• [Items from an interface collection]:
• • •

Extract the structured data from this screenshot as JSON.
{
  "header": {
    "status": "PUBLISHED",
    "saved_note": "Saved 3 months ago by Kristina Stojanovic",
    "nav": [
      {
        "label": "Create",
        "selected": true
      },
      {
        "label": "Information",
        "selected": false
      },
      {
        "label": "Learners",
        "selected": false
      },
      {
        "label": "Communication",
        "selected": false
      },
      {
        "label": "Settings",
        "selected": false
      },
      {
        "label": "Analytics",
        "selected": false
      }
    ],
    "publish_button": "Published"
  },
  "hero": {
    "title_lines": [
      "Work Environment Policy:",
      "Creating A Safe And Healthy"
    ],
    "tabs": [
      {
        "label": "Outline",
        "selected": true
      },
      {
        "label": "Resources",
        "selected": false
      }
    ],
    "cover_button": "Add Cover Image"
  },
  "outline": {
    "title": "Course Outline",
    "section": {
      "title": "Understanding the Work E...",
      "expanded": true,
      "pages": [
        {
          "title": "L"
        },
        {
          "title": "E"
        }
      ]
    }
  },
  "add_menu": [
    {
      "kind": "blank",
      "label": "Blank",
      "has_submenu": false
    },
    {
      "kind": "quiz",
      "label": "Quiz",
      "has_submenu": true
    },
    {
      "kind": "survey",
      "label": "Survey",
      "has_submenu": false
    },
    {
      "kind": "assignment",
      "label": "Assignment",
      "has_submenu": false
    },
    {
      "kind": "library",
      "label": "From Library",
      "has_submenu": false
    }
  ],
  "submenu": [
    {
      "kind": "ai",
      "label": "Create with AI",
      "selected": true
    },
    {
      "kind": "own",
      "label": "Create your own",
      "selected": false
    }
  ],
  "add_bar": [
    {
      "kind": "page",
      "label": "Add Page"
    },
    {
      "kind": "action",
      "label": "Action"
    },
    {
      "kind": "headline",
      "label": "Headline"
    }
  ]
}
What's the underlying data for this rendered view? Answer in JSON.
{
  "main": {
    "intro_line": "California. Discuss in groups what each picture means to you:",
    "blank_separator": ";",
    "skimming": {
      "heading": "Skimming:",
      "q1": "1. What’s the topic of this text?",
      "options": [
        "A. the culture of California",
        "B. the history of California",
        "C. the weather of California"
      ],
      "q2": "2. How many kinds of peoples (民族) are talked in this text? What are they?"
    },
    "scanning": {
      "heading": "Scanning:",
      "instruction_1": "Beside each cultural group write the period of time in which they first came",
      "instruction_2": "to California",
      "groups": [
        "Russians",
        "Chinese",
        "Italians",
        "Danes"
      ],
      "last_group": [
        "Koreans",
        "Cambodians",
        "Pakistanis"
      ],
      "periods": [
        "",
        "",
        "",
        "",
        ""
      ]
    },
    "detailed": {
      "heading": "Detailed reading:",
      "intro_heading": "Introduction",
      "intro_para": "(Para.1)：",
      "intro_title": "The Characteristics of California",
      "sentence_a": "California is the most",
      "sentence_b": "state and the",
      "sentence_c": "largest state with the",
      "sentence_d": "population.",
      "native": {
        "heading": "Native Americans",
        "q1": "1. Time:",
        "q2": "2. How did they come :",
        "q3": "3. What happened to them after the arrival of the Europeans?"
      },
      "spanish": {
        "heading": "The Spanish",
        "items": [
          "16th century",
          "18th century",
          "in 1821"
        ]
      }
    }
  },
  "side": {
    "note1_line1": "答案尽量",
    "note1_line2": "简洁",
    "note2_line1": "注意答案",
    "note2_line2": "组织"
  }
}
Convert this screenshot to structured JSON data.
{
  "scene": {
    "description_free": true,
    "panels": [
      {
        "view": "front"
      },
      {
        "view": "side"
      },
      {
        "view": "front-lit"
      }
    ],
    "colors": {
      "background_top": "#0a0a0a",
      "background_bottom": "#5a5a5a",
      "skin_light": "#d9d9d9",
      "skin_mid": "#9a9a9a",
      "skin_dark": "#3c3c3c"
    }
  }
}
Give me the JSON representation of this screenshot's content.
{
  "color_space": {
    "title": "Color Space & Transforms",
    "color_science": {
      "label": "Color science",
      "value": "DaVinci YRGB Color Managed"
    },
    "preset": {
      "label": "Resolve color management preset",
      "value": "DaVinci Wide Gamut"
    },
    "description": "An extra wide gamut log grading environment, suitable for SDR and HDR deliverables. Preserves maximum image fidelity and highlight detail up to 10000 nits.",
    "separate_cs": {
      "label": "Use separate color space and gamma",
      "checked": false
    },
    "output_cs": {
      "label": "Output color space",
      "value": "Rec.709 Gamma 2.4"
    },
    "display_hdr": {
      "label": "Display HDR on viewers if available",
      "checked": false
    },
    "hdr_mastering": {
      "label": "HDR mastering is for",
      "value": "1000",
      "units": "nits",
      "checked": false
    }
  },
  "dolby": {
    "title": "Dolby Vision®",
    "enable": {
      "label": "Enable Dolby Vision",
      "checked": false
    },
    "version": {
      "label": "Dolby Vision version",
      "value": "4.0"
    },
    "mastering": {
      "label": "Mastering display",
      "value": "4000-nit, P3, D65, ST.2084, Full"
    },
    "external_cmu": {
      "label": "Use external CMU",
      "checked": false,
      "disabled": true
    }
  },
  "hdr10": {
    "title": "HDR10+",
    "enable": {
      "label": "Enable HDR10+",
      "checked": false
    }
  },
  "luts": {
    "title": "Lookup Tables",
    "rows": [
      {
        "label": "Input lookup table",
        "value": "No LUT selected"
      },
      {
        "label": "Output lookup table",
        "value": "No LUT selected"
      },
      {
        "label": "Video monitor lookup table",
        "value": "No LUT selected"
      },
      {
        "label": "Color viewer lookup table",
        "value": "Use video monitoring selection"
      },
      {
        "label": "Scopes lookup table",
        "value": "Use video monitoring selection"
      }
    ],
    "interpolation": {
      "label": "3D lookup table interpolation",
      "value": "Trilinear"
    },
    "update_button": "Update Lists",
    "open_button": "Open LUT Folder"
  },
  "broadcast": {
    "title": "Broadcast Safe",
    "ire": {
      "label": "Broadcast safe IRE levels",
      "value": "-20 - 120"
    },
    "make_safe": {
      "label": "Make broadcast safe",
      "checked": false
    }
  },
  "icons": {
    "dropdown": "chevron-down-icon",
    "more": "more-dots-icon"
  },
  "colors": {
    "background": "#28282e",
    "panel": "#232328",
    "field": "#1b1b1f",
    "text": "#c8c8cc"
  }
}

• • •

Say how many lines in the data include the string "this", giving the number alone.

6